(Beginning of Input for this task)
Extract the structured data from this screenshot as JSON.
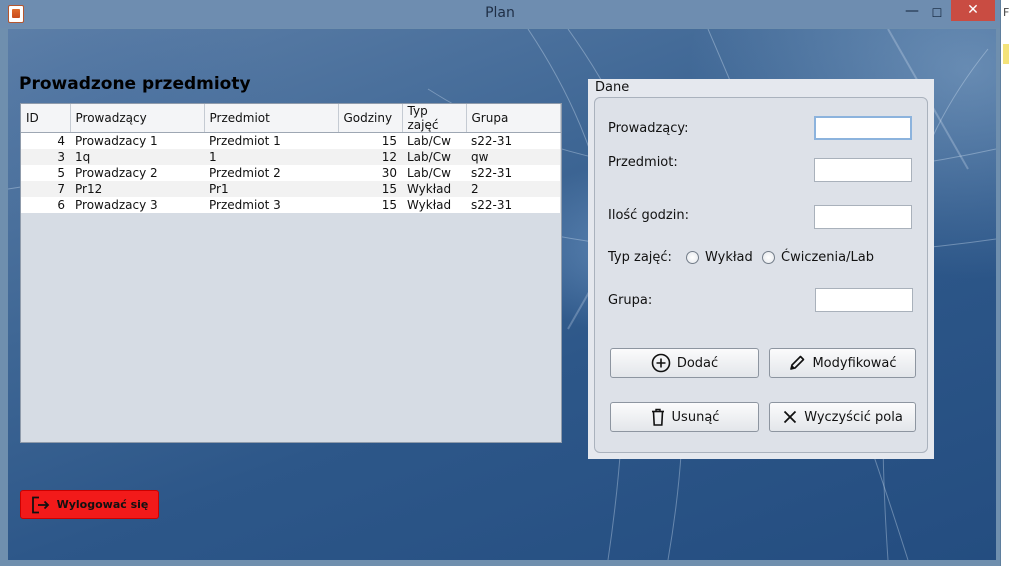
{
  "window": {
    "title": "Plan",
    "minimize_glyph": "—",
    "maximize_glyph": "☐",
    "close_glyph": "✕"
  },
  "heading": "Prowadzone przedmioty",
  "table": {
    "columns": [
      "ID",
      "Prowadzący",
      "Przedmiot",
      "Godziny",
      "Typ zajęć",
      "Grupa"
    ],
    "rows": [
      [
        "4",
        "Prowadzacy 1",
        "Przedmiot 1",
        "15",
        "Lab/Cw",
        "s22-31"
      ],
      [
        "3",
        "1q",
        "1",
        "12",
        "Lab/Cw",
        "qw"
      ],
      [
        "5",
        "Prowadzacy 2",
        "Przedmiot 2",
        "30",
        "Lab/Cw",
        "s22-31"
      ],
      [
        "7",
        "Pr12",
        "Pr1",
        "15",
        "Wykład",
        "2"
      ],
      [
        "6",
        "Prowadzacy 3",
        "Przedmiot 3",
        "15",
        "Wykład",
        "s22-31"
      ]
    ]
  },
  "form": {
    "title": "Dane",
    "prowadzacy_label": "Prowadzący:",
    "prowadzacy_value": "",
    "przedmiot_label": "Przedmiot:",
    "przedmiot_value": "",
    "godziny_label": "Ilość godzin:",
    "godziny_value": "",
    "typ_label": "Typ zajęć:",
    "typ_options": [
      "Wykład",
      "Ćwiczenia/Lab"
    ],
    "grupa_label": "Grupa:",
    "grupa_value": ""
  },
  "buttons": {
    "add": "Dodać",
    "modify": "Modyfikować",
    "delete": "Usunąć",
    "clear": "Wyczyścić pola",
    "logout": "Wylogować się"
  },
  "edge_text": "F",
  "colors": {
    "logout_bg": "#f21a1a",
    "titlebar": "#6e8db0",
    "close_button": "#c94c42"
  },
  "icons": {
    "add": "plus-circle-icon",
    "modify": "pencil-icon",
    "delete": "trash-icon",
    "clear": "x-icon",
    "logout": "logout-icon"
  }
}
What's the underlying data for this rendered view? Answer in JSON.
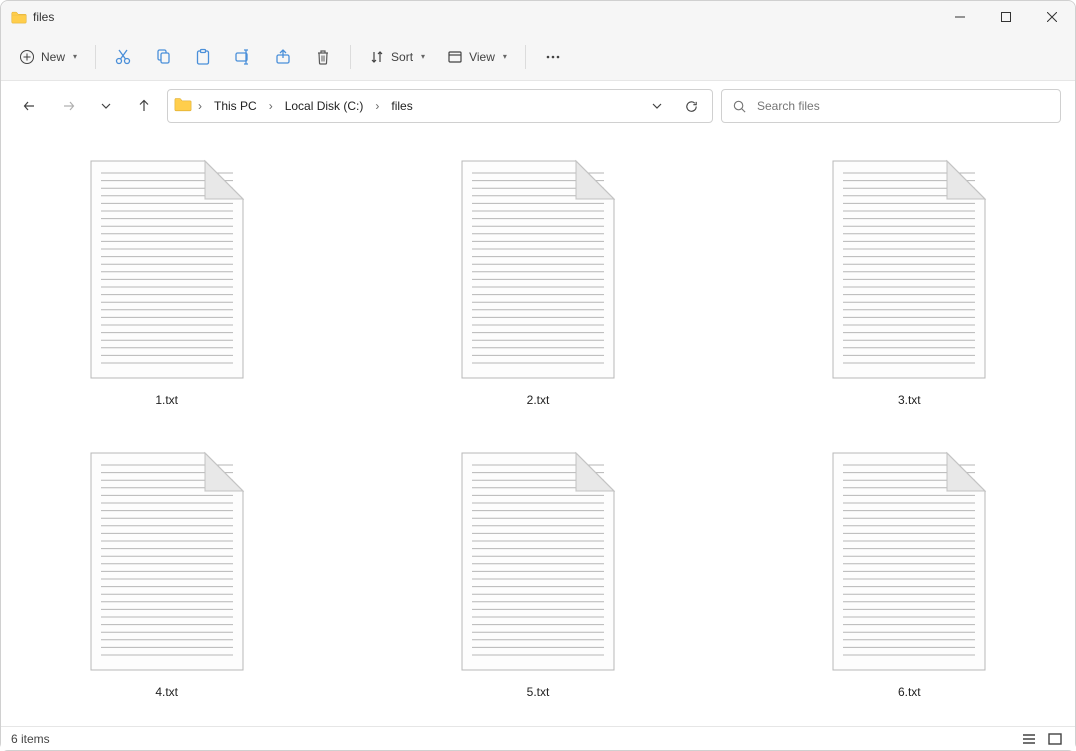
{
  "window": {
    "title": "files"
  },
  "toolbar": {
    "new_label": "New",
    "sort_label": "Sort",
    "view_label": "View"
  },
  "breadcrumbs": {
    "segment1": "This PC",
    "segment2": "Local Disk (C:)",
    "segment3": "files"
  },
  "search": {
    "placeholder": "Search files"
  },
  "files": [
    {
      "label": "1.txt"
    },
    {
      "label": "2.txt"
    },
    {
      "label": "3.txt"
    },
    {
      "label": "4.txt"
    },
    {
      "label": "5.txt"
    },
    {
      "label": "6.txt"
    }
  ],
  "status": {
    "count": "6 items"
  }
}
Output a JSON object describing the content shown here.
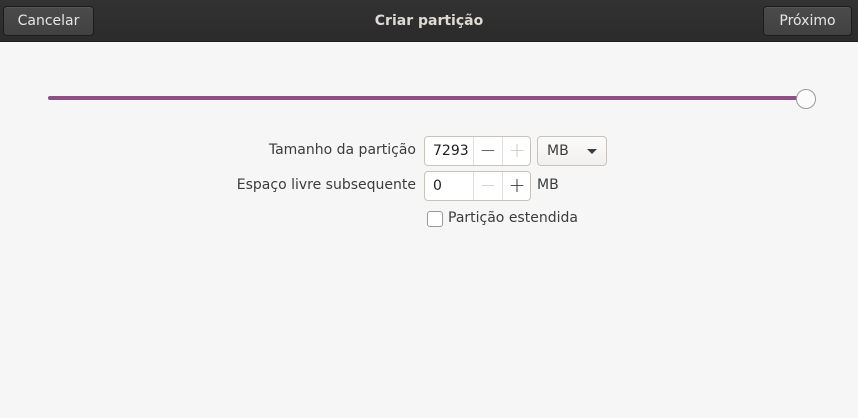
{
  "header": {
    "title": "Criar partição",
    "cancel_label": "Cancelar",
    "next_label": "Próximo"
  },
  "slider": {
    "value_fraction": 1.0,
    "accent_color": "#8a5185"
  },
  "form": {
    "partition_size": {
      "label": "Tamanho da partição",
      "value": "7293",
      "minus": "−",
      "plus": "+",
      "unit_selected": "MB"
    },
    "free_space_after": {
      "label": "Espaço livre subsequente",
      "value": "0",
      "minus": "−",
      "plus": "+",
      "unit": "MB"
    },
    "extended_partition": {
      "label": "Partição estendida",
      "checked": false
    }
  }
}
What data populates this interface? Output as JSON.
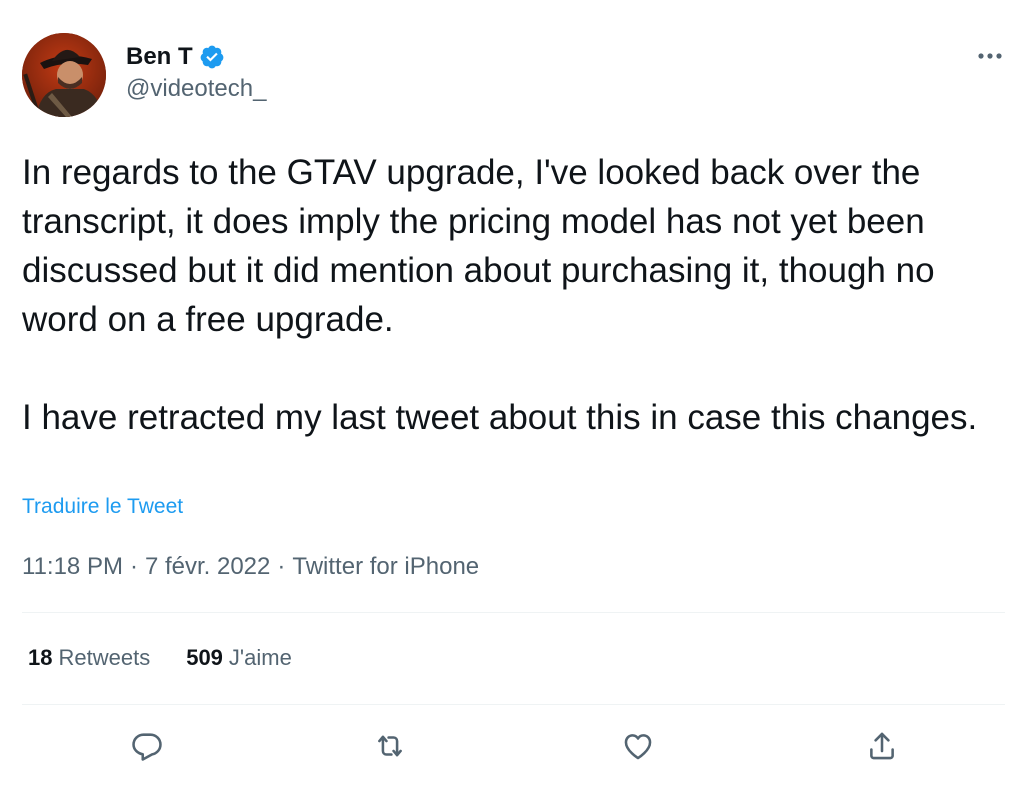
{
  "author": {
    "display_name": "Ben T",
    "handle": "@videotech_",
    "verified": true,
    "avatar": "profile-photo-avatar"
  },
  "tweet": {
    "text": "In regards to the GTAV upgrade, I've looked back over the transcript, it does imply the pricing model has not yet been discussed but it did mention about purchasing it, though no word on a free upgrade.\n\nI have retracted my last tweet about this in case this changes.",
    "translate_label": "Traduire le Tweet",
    "time": "11:18 PM",
    "date": "7 févr. 2022",
    "separator": "·",
    "source": "Twitter for iPhone"
  },
  "stats": {
    "retweets_count": "18",
    "retweets_label": "Retweets",
    "likes_count": "509",
    "likes_label": "J'aime"
  },
  "actions": [
    {
      "icon": "reply-icon"
    },
    {
      "icon": "retweet-icon"
    },
    {
      "icon": "like-icon"
    },
    {
      "icon": "share-icon"
    }
  ],
  "colors": {
    "text": "#0f1419",
    "secondary": "#536471",
    "link": "#1d9bf0",
    "divider": "#eff3f4",
    "verified": "#1d9bf0"
  }
}
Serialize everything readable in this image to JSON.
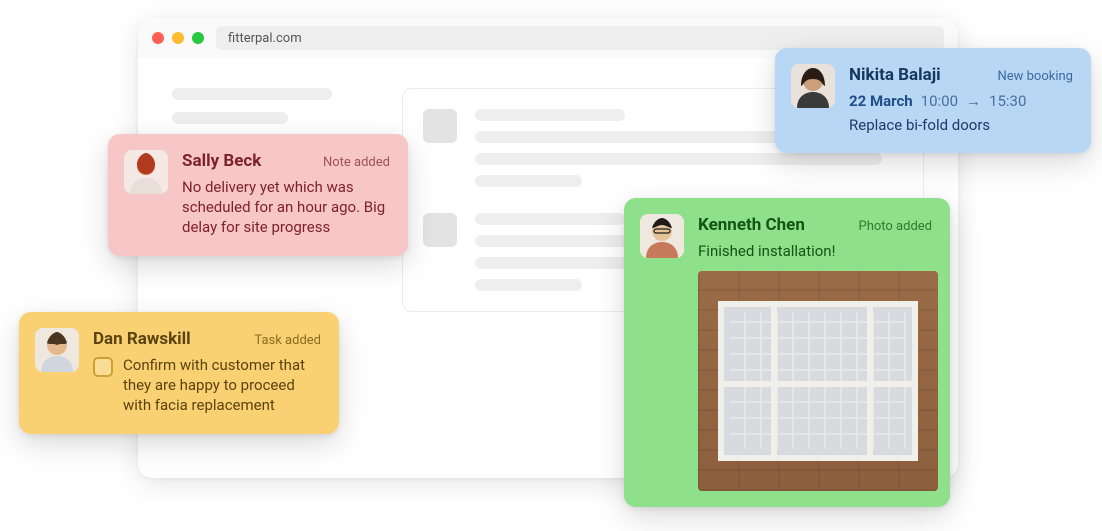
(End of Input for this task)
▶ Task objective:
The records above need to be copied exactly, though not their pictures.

▶ Task solution:
Extract the structured data from this screenshot as JSON.
{
  "window": {
    "title": "Plan",
    "minimize_glyph": "—",
    "maximize_glyph": "☐",
    "close_glyph": "✕"
  },
  "heading": "Prowadzone przedmioty",
  "table": {
    "columns": [
      "ID",
      "Prowadzący",
      "Przedmiot",
      "Godziny",
      "Typ zajęć",
      "Grupa"
    ],
    "rows": [
      [
        "4",
        "Prowadzacy 1",
        "Przedmiot 1",
        "15",
        "Lab/Cw",
        "s22-31"
      ],
      [
        "3",
        "1q",
        "1",
        "12",
        "Lab/Cw",
        "qw"
      ],
      [
        "5",
        "Prowadzacy 2",
        "Przedmiot 2",
        "30",
        "Lab/Cw",
        "s22-31"
      ],
      [
        "7",
        "Pr12",
        "Pr1",
        "15",
        "Wykład",
        "2"
      ],
      [
        "6",
        "Prowadzacy 3",
        "Przedmiot 3",
        "15",
        "Wykład",
        "s22-31"
      ]
    ]
  },
  "form": {
    "title": "Dane",
    "prowadzacy_label": "Prowadzący:",
    "prowadzacy_value": "",
    "przedmiot_label": "Przedmiot:",
    "przedmiot_value": "",
    "godziny_label": "Ilość godzin:",
    "godziny_value": "",
    "typ_label": "Typ zajęć:",
    "typ_options": [
      "Wykład",
      "Ćwiczenia/Lab"
    ],
    "grupa_label": "Grupa:",
    "grupa_value": ""
  },
  "buttons": {
    "add": "Dodać",
    "modify": "Modyfikować",
    "delete": "Usunąć",
    "clear": "Wyczyścić pola",
    "logout": "Wylogować się"
  },
  "edge_text": "F",
  "colors": {
    "logout_bg": "#f21a1a",
    "titlebar": "#6e8db0",
    "close_button": "#c94c42"
  },
  "icons": {
    "add": "plus-circle-icon",
    "modify": "pencil-icon",
    "delete": "trash-icon",
    "clear": "x-icon",
    "logout": "logout-icon"
  }
}
What's the underlying data for this rendered view? Answer in JSON.
{
  "window": {
    "title": "files"
  },
  "toolbar": {
    "new_label": "New",
    "sort_label": "Sort",
    "view_label": "View"
  },
  "breadcrumbs": {
    "segment1": "This PC",
    "segment2": "Local Disk (C:)",
    "segment3": "files"
  },
  "search": {
    "placeholder": "Search files"
  },
  "files": [
    {
      "label": "1.txt"
    },
    {
      "label": "2.txt"
    },
    {
      "label": "3.txt"
    },
    {
      "label": "4.txt"
    },
    {
      "label": "5.txt"
    },
    {
      "label": "6.txt"
    }
  ],
  "status": {
    "count": "6 items"
  }
}
Output a JSON object describing the content shown here.
{
  "header": {
    "title": "Criar partição",
    "cancel_label": "Cancelar",
    "next_label": "Próximo"
  },
  "slider": {
    "value_fraction": 1.0,
    "accent_color": "#8a5185"
  },
  "form": {
    "partition_size": {
      "label": "Tamanho da partição",
      "value": "7293",
      "minus": "−",
      "plus": "+",
      "unit_selected": "MB"
    },
    "free_space_after": {
      "label": "Espaço livre subsequente",
      "value": "0",
      "minus": "−",
      "plus": "+",
      "unit": "MB"
    },
    "extended_partition": {
      "label": "Partição estendida",
      "checked": false
    }
  }
}
What data populates this interface? Output as JSON.
{
  "author": {
    "display_name": "Ben T",
    "handle": "@videotech_",
    "verified": true,
    "avatar": "profile-photo-avatar"
  },
  "tweet": {
    "text": "In regards to the GTAV upgrade, I've looked back over the transcript, it does imply the pricing model has not yet been discussed but it did mention about purchasing it, though no word on a free upgrade.\n\nI have retracted my last tweet about this in case this changes.",
    "translate_label": "Traduire le Tweet",
    "time": "11:18 PM",
    "date": "7 févr. 2022",
    "separator": "·",
    "source": "Twitter for iPhone"
  },
  "stats": {
    "retweets_count": "18",
    "retweets_label": "Retweets",
    "likes_count": "509",
    "likes_label": "J'aime"
  },
  "actions": [
    {
      "icon": "reply-icon"
    },
    {
      "icon": "retweet-icon"
    },
    {
      "icon": "like-icon"
    },
    {
      "icon": "share-icon"
    }
  ],
  "colors": {
    "text": "#0f1419",
    "secondary": "#536471",
    "link": "#1d9bf0",
    "divider": "#eff3f4",
    "verified": "#1d9bf0"
  }
}
Serialize everything readable in this image to JSON.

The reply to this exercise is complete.